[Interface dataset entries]
════════════════

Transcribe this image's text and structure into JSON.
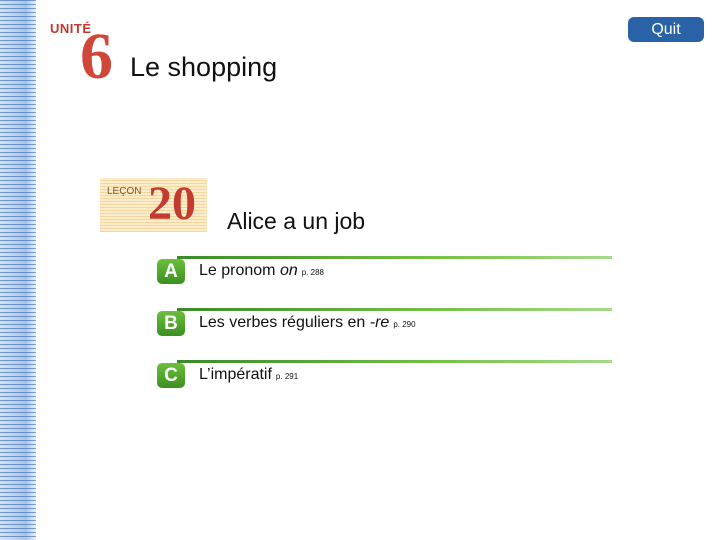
{
  "header": {
    "unite_label": "UNITÉ",
    "unit_number": "6",
    "unit_title": "Le shopping",
    "quit_label": "Quit"
  },
  "lesson": {
    "lecon_label": "LEÇON",
    "lecon_number": "20",
    "title": "Alice a un job"
  },
  "sections": [
    {
      "letter": "A",
      "text": "Le pronom ",
      "italic": "on",
      "page": "p. 288"
    },
    {
      "letter": "B",
      "text": "Les verbes réguliers en ",
      "italic": "-re",
      "page": "p. 290"
    },
    {
      "letter": "C",
      "text": "L’impératif",
      "italic": "",
      "page": "p. 291"
    }
  ],
  "colors": {
    "accent_red": "#d0473a",
    "quit_blue": "#2a62a8",
    "section_green": "#4fa42c"
  }
}
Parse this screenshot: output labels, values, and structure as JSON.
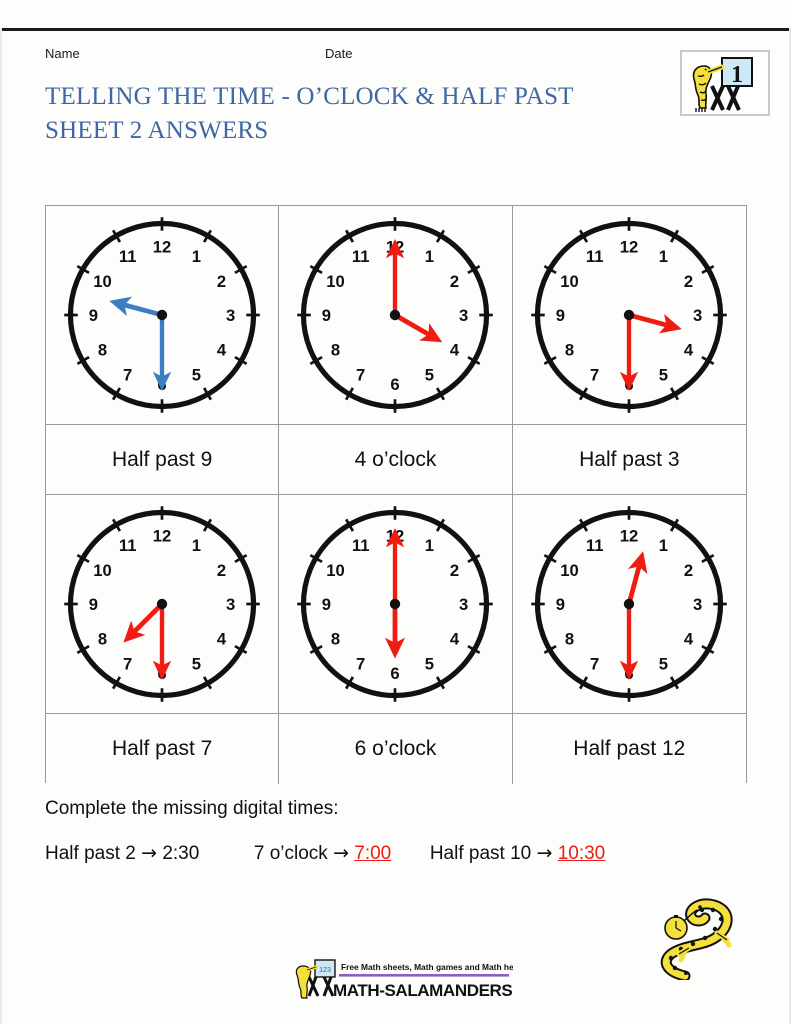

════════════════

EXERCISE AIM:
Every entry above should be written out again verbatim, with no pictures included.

TASK RESPONSE:
Transcribe this image's text and structure into JSON.
{
  "header": {
    "unite_label": "UNITÉ",
    "unit_number": "6",
    "unit_title": "Le shopping",
    "quit_label": "Quit"
  },
  "lesson": {
    "lecon_label": "LEÇON",
    "lecon_number": "20",
    "title": "Alice a un job"
  },
  "sections": [
    {
      "letter": "A",
      "text": "Le pronom ",
      "italic": "on",
      "page": "p. 288"
    },
    {
      "letter": "B",
      "text": "Les verbes réguliers en ",
      "italic": "-re",
      "page": "p. 290"
    },
    {
      "letter": "C",
      "text": "L’impératif",
      "italic": "",
      "page": "p. 291"
    }
  ],
  "colors": {
    "accent_red": "#d0473a",
    "quit_blue": "#2a62a8",
    "section_green": "#4fa42c"
  }
}
Parse this screenshot: output labels, values, and structure as JSON.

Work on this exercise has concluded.